— WORK TO COMPLETE —
Give the number of lines in the records below that contain the word "timestamp". State only that number.

— DATA FOR REVIEW —

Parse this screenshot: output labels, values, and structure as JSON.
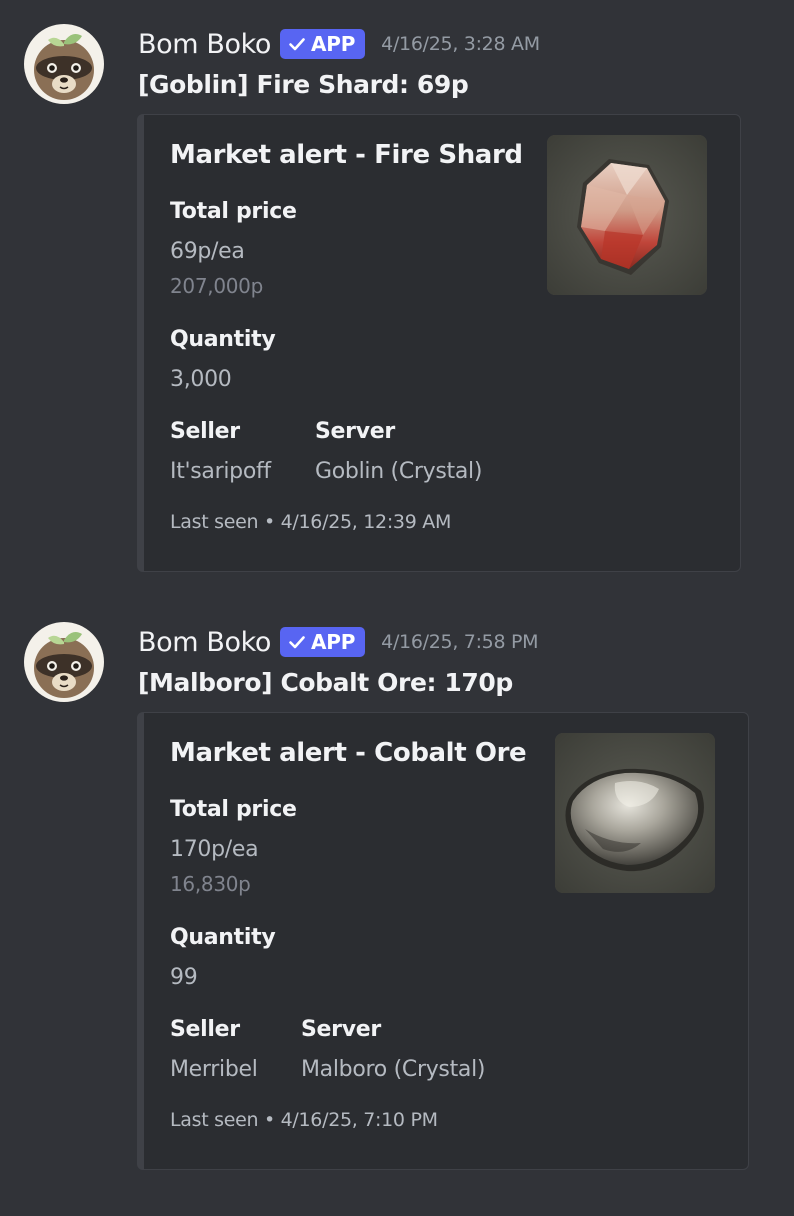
{
  "messages": [
    {
      "author": "Bom Boko",
      "badge": "APP",
      "timestamp": "4/16/25, 3:28 AM",
      "content": "[Goblin] Fire Shard: 69p",
      "embed": {
        "title": "Market alert - Fire Shard",
        "total_price_label": "Total price",
        "price_each": "69p/ea",
        "price_total": "207,000p",
        "quantity_label": "Quantity",
        "quantity": "3,000",
        "seller_label": "Seller",
        "seller": "It'saripoff",
        "server_label": "Server",
        "server": "Goblin (Crystal)",
        "footer": "Last seen • 4/16/25, 12:39 AM",
        "thumbnail_icon": "fire-shard-icon"
      }
    },
    {
      "author": "Bom Boko",
      "badge": "APP",
      "timestamp": "4/16/25, 7:58 PM",
      "content": "[Malboro] Cobalt Ore: 170p",
      "embed": {
        "title": "Market alert - Cobalt Ore",
        "total_price_label": "Total price",
        "price_each": "170p/ea",
        "price_total": "16,830p",
        "quantity_label": "Quantity",
        "quantity": "99",
        "seller_label": "Seller",
        "seller": "Merribel",
        "server_label": "Server",
        "server": "Malboro (Crystal)",
        "footer": "Last seen • 4/16/25, 7:10 PM",
        "thumbnail_icon": "cobalt-ore-icon"
      }
    }
  ],
  "colors": {
    "background": "#313338",
    "embed_background": "#2b2d31",
    "badge": "#5865f2"
  }
}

— ANSWER SPACE —
2